(Recorded data)
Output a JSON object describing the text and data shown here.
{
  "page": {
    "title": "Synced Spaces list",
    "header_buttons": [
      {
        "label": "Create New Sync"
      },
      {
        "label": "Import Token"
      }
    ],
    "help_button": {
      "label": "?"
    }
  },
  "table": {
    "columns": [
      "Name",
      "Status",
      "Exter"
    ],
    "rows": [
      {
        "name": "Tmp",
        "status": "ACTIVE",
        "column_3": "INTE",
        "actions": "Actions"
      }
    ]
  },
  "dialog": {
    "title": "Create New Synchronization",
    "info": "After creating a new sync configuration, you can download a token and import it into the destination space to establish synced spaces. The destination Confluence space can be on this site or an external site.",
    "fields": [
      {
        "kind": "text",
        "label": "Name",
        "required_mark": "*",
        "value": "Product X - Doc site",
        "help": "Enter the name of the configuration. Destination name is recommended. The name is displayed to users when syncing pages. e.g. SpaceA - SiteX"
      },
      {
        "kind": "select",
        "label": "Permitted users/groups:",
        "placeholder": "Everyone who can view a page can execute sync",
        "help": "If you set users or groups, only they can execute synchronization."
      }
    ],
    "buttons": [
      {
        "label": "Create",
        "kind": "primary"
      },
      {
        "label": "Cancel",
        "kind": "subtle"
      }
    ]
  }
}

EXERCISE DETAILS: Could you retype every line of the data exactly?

RESPONSE TO THIS TASK:
Output a JSON object describing the text and data shown here.
{
  "page": {
    "title": "Synced Spaces list",
    "header_buttons": [
      {
        "label": "Create New Sync"
      },
      {
        "label": "Import Token"
      }
    ],
    "help_button": {
      "label": "?"
    }
  },
  "table": {
    "columns": [
      "Name",
      "Status",
      "Exter"
    ],
    "rows": [
      {
        "name": "Tmp",
        "status": "ACTIVE",
        "column_3": "INTE",
        "actions": "Actions"
      }
    ]
  },
  "dialog": {
    "title": "Create New Synchronization",
    "info": "After creating a new sync configuration, you can download a token and import it into the destination space to establish synced spaces. The destination Confluence space can be on this site or an external site.",
    "fields": [
      {
        "kind": "text",
        "label": "Name",
        "required_mark": "*",
        "value": "Product X - Doc site",
        "help": "Enter the name of the configuration. Destination name is recommended. The name is displayed to users when syncing pages. e.g. SpaceA - SiteX"
      },
      {
        "kind": "select",
        "label": "Permitted users/groups:",
        "placeholder": "Everyone who can view a page can execute sync",
        "help": "If you set users or groups, only they can execute synchronization."
      }
    ],
    "buttons": [
      {
        "label": "Create",
        "kind": "primary"
      },
      {
        "label": "Cancel",
        "kind": "subtle"
      }
    ]
  }
}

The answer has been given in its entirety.